## Input
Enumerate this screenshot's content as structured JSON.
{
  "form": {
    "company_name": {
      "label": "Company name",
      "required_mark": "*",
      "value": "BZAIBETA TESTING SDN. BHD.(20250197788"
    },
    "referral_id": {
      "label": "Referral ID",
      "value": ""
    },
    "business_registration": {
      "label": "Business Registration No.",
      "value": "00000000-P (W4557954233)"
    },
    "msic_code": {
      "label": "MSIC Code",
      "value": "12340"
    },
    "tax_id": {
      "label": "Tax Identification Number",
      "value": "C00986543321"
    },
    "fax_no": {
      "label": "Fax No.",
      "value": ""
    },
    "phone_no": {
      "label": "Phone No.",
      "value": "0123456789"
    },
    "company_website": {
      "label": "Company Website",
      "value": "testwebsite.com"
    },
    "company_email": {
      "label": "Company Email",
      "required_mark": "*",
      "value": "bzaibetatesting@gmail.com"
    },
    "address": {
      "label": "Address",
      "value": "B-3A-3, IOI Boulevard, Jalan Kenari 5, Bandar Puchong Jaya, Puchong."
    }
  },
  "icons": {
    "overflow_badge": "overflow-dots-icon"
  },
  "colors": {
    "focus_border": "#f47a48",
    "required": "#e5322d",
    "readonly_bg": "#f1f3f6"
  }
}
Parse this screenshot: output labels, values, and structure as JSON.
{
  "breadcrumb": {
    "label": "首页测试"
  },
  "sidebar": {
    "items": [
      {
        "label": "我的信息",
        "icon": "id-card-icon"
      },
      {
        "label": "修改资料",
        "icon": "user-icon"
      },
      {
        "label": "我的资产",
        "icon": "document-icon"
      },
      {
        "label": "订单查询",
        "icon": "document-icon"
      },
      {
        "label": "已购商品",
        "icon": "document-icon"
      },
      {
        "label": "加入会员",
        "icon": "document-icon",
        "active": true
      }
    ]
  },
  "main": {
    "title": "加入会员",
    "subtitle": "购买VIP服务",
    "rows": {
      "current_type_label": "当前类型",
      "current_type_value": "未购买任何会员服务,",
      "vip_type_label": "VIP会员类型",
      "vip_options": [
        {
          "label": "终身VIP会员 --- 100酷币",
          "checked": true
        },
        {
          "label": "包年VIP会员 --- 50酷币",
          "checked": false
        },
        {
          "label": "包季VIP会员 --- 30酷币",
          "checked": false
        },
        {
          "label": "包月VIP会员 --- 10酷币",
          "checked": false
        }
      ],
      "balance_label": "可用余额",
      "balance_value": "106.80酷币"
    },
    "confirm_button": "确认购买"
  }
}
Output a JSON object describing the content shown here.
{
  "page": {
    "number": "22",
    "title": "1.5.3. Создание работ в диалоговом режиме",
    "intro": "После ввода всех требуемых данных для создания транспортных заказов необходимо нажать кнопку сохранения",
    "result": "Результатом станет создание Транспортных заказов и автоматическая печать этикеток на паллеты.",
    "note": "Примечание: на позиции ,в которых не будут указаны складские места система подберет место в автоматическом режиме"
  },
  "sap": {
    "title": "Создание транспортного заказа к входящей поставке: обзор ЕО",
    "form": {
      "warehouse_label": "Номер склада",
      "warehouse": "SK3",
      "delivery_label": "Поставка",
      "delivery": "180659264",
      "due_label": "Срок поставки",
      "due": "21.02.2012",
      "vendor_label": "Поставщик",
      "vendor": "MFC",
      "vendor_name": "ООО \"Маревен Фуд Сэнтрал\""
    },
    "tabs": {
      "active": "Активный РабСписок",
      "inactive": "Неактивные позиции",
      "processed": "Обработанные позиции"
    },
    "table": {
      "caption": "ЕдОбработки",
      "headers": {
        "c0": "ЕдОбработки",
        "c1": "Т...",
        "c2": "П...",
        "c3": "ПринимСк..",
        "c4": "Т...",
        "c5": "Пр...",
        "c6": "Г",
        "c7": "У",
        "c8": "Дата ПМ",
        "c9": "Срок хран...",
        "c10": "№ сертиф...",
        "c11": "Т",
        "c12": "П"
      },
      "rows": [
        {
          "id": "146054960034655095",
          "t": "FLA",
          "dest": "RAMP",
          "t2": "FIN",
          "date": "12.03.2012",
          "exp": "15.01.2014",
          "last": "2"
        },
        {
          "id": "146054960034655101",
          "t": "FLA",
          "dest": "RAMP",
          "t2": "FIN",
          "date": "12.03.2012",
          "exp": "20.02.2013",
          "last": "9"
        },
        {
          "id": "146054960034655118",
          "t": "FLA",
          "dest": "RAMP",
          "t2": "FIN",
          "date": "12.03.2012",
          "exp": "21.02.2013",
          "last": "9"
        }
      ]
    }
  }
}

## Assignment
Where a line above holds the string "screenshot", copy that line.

## Answer to this exercise
Enumerate this screenshot's content as structured JSON.
Parse this screenshot: output labels, values, and structure as JSON.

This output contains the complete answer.